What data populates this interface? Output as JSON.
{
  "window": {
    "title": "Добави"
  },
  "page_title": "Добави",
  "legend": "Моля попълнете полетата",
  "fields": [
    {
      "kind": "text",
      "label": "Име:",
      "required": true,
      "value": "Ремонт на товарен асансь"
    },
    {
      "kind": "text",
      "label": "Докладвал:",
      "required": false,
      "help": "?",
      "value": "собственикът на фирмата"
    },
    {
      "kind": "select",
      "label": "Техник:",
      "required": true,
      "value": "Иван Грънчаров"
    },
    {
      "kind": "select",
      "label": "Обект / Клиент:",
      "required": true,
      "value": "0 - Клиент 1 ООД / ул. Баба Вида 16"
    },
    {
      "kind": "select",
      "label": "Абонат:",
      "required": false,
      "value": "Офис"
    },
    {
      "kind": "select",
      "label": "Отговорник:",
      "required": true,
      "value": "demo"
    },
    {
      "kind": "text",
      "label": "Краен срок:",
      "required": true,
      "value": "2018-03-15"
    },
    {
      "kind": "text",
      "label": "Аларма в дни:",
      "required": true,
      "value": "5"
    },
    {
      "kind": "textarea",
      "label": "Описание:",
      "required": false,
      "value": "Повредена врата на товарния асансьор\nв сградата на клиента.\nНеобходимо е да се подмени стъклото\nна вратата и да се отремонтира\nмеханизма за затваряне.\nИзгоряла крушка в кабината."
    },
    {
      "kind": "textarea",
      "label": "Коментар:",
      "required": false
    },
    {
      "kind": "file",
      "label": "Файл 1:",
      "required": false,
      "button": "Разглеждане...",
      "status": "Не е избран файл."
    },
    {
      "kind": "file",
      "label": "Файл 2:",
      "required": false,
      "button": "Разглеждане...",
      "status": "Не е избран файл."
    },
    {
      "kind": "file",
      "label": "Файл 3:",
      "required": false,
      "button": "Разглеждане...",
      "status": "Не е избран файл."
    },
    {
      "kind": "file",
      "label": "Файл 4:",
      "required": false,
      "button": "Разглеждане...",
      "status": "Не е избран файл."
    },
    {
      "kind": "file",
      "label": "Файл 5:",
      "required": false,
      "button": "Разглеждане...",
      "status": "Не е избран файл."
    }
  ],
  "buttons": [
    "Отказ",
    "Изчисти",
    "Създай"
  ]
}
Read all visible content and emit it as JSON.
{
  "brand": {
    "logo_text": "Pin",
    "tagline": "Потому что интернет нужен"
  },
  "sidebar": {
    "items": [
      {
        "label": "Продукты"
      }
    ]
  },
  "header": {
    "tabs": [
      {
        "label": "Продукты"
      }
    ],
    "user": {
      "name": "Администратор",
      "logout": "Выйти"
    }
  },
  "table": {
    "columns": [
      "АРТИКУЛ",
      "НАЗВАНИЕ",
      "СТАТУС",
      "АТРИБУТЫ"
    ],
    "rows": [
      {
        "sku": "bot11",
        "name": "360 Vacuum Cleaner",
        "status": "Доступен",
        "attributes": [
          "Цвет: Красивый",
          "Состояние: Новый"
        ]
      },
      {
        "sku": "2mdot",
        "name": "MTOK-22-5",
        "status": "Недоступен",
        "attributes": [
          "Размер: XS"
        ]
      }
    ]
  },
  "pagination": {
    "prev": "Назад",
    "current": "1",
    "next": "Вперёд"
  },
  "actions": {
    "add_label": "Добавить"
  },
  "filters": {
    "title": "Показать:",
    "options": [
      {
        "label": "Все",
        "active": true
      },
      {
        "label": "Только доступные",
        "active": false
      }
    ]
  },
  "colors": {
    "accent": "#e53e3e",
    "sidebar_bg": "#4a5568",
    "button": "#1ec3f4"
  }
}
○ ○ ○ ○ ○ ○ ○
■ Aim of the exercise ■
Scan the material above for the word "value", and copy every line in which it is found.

■ Response for this exercise ■
      "value": "Ремонт на товарен асансь"
      "value": "собственикът на фирмата"
      "value": "Иван Грънчаров"
      "value": "0 - Клиент 1 ООД / ул. Баба Вида 16"
      "value": "Офис"
      "value": "demo"
      "value": "2018-03-15"
      "value": "5"
      "value": "Повредена врата на товарния асансьор\nв сградата на клиента.\nНеобходимо е да се подмени стъклото\nна вратата и да се отремонтира\nмеханизма за затваряне.\nИзгоряла крушка в кабината."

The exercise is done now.